During the recent Farnborough Airshow, aeronautical engineers from the British University of Central Lancashire unveiled the world's first unmanned aerial vehicle, Juno, with a graphene-skinned fuselage.
The 3.5 meter wide aircraft was developed in collaboration with the Advanced Manufacturing Research Center in Sheffield, the National Graphene Institute at the University of Manchester and the Haydale Graphene Industries holding company. In addition to the graphene sheathing, Juno is additionally equipped with graphene-based batteries and individual printed components.
Graphene, made up of a single atom thick layer of bonded carbon atoms, is not only the strongest man-made material, but also has unique thermal and electrical conductivity.
It was the strength of graphene that interested the developers when creating the fuselage skin of the drone. In addition to its unique strength, graphene is also very light, so by reducing its own weight, aircraft with graphene skin will be able to transport heavier loads over long distances, while consuming less fuel. In addition, due to the unique thermal conductivity of graphene, their body is not subject to icing at high altitudes.

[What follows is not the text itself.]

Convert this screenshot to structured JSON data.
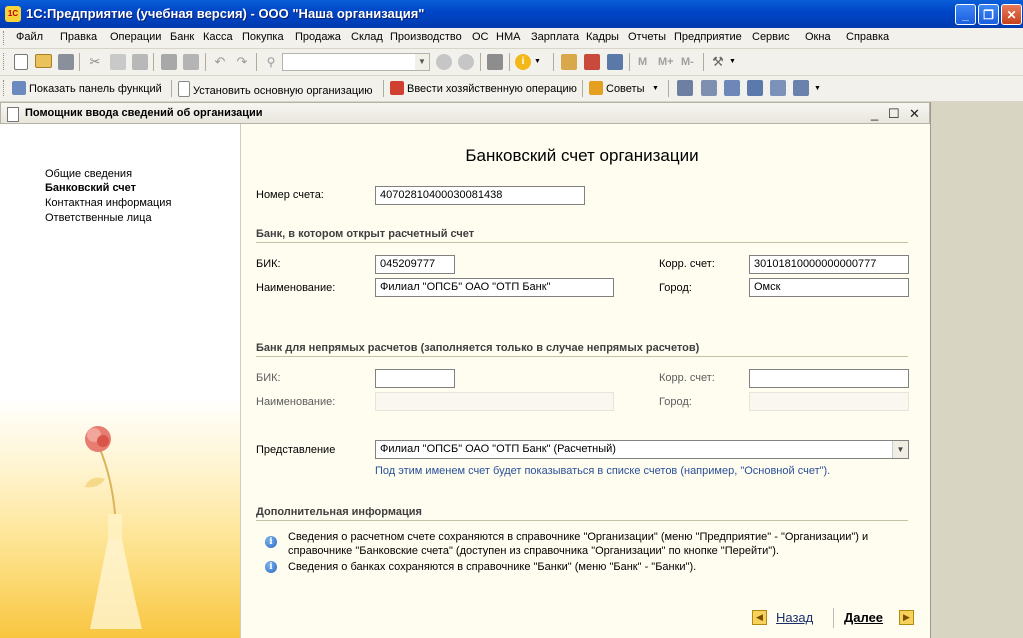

And, finally, the electrical conductivity of graphene will reliably protect the aircraft from the effects of atmospheric electrical discharges. Lightning hitting it instantly dissipates over the entire surface of the fuselage, without causing any harm.
Juno test trials should take place in the next two months.